• **Source data**:
——
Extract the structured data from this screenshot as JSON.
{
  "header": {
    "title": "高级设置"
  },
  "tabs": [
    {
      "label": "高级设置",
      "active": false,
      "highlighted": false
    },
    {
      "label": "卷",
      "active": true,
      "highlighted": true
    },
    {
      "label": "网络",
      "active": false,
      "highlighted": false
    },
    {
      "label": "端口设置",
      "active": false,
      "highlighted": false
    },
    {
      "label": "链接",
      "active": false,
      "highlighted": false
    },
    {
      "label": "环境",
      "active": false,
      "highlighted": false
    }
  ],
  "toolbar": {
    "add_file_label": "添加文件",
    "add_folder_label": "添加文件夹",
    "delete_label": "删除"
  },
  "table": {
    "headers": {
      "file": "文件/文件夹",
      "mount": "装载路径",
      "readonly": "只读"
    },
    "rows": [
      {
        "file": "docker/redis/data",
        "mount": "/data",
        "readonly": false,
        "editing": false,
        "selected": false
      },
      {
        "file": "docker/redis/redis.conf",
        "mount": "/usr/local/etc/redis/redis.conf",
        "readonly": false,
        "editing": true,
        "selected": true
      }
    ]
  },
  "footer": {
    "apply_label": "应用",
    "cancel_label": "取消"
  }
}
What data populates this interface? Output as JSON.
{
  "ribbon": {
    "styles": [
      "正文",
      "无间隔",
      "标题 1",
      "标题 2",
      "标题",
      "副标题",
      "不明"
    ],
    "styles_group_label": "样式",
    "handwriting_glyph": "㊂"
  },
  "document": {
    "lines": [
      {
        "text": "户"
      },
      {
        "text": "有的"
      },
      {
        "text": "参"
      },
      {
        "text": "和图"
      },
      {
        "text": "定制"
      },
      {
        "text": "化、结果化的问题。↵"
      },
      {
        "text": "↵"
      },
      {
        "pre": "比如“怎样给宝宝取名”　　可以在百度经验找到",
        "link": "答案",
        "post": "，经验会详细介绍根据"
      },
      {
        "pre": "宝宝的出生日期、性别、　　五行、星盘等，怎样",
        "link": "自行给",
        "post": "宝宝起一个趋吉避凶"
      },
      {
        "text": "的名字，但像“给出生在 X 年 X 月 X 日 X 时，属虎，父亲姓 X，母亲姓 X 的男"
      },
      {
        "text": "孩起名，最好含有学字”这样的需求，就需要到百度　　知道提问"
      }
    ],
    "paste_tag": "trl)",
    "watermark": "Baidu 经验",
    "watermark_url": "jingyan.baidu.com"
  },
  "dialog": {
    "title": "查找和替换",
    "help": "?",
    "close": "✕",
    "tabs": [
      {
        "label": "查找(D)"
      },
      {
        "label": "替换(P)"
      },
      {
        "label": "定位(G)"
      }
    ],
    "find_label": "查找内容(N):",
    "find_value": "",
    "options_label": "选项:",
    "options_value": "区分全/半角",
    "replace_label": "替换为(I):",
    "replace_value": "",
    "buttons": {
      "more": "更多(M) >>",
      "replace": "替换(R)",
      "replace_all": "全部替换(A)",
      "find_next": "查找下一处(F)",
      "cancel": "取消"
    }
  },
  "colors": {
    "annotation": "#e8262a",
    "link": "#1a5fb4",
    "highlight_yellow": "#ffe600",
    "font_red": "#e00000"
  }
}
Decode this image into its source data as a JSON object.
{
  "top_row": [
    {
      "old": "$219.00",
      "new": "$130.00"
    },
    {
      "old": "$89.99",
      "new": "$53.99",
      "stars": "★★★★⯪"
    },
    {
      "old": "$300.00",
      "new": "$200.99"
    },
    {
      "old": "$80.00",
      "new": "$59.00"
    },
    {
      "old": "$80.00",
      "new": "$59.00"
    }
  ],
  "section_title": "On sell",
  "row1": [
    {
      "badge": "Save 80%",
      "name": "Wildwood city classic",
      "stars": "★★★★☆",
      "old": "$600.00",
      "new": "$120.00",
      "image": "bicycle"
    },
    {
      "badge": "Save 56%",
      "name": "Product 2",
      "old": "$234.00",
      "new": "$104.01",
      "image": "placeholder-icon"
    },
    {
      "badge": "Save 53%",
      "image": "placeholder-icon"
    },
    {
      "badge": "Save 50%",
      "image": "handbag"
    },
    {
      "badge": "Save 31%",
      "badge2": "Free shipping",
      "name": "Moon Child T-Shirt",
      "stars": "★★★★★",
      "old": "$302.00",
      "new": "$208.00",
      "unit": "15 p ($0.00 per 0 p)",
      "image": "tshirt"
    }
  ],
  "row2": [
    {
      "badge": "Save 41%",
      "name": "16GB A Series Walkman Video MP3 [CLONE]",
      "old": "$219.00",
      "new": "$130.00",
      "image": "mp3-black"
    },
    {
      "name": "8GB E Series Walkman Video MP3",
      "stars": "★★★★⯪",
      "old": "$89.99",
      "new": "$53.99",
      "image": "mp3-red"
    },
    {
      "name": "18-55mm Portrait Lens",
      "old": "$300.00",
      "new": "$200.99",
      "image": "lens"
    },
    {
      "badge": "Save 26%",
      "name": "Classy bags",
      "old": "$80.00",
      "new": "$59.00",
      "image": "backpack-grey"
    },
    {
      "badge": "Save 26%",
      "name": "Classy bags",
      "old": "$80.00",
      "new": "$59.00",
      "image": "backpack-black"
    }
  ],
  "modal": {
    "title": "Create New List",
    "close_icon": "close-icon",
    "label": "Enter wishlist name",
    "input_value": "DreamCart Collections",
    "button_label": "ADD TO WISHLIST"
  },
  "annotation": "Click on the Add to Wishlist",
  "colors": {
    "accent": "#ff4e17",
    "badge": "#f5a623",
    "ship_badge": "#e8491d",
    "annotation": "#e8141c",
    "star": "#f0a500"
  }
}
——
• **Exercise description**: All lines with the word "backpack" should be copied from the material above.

• **Solution to the exercise**:
      "image": "backpack-grey"
      "image": "backpack-black"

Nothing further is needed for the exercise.